───── MATERIAL FOR THE TASK
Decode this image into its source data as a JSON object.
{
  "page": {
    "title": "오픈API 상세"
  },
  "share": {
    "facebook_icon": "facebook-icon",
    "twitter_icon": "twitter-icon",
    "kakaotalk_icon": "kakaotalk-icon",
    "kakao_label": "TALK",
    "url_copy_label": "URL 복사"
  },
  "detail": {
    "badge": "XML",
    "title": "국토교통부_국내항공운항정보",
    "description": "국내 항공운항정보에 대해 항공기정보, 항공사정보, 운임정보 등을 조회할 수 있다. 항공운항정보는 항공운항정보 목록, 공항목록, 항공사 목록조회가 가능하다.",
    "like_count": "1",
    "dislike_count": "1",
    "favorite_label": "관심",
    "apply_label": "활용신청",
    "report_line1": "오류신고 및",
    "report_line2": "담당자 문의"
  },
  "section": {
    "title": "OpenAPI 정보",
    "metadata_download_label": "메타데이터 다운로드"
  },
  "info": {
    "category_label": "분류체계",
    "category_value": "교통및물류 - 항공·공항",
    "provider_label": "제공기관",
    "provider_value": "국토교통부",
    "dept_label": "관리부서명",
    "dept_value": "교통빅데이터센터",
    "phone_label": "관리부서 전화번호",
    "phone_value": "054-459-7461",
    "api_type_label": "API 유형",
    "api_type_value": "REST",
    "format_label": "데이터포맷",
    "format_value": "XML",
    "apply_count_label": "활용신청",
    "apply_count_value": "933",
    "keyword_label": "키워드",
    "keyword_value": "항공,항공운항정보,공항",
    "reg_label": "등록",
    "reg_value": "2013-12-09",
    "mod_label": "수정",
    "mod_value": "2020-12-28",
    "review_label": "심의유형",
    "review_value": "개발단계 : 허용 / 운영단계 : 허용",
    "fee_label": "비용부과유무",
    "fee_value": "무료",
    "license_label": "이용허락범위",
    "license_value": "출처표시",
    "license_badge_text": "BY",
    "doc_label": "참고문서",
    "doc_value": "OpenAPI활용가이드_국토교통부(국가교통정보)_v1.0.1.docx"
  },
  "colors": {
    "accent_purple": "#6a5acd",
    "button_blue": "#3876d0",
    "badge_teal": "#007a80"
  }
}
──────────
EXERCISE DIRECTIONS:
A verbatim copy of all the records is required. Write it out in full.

YOUR SOLUTION:
Decode this image into its source data as a JSON object.
{
  "page": {
    "title": "오픈API 상세"
  },
  "share": {
    "facebook_icon": "facebook-icon",
    "twitter_icon": "twitter-icon",
    "kakaotalk_icon": "kakaotalk-icon",
    "kakao_label": "TALK",
    "url_copy_label": "URL 복사"
  },
  "detail": {
    "badge": "XML",
    "title": "국토교통부_국내항공운항정보",
    "description": "국내 항공운항정보에 대해 항공기정보, 항공사정보, 운임정보 등을 조회할 수 있다. 항공운항정보는 항공운항정보 목록, 공항목록, 항공사 목록조회가 가능하다.",
    "like_count": "1",
    "dislike_count": "1",
    "favorite_label": "관심",
    "apply_label": "활용신청",
    "report_line1": "오류신고 및",
    "report_line2": "담당자 문의"
  },
  "section": {
    "title": "OpenAPI 정보",
    "metadata_download_label": "메타데이터 다운로드"
  },
  "info": {
    "category_label": "분류체계",
    "category_value": "교통및물류 - 항공·공항",
    "provider_label": "제공기관",
    "provider_value": "국토교통부",
    "dept_label": "관리부서명",
    "dept_value": "교통빅데이터센터",
    "phone_label": "관리부서 전화번호",
    "phone_value": "054-459-7461",
    "api_type_label": "API 유형",
    "api_type_value": "REST",
    "format_label": "데이터포맷",
    "format_value": "XML",
    "apply_count_label": "활용신청",
    "apply_count_value": "933",
    "keyword_label": "키워드",
    "keyword_value": "항공,항공운항정보,공항",
    "reg_label": "등록",
    "reg_value": "2013-12-09",
    "mod_label": "수정",
    "mod_value": "2020-12-28",
    "review_label": "심의유형",
    "review_value": "개발단계 : 허용 / 운영단계 : 허용",
    "fee_label": "비용부과유무",
    "fee_value": "무료",
    "license_label": "이용허락범위",
    "license_value": "출처표시",
    "license_badge_text": "BY",
    "doc_label": "참고문서",
    "doc_value": "OpenAPI활용가이드_국토교통부(국가교통정보)_v1.0.1.docx"
  },
  "colors": {
    "accent_purple": "#6a5acd",
    "button_blue": "#3876d0",
    "badge_teal": "#007a80"
  }
}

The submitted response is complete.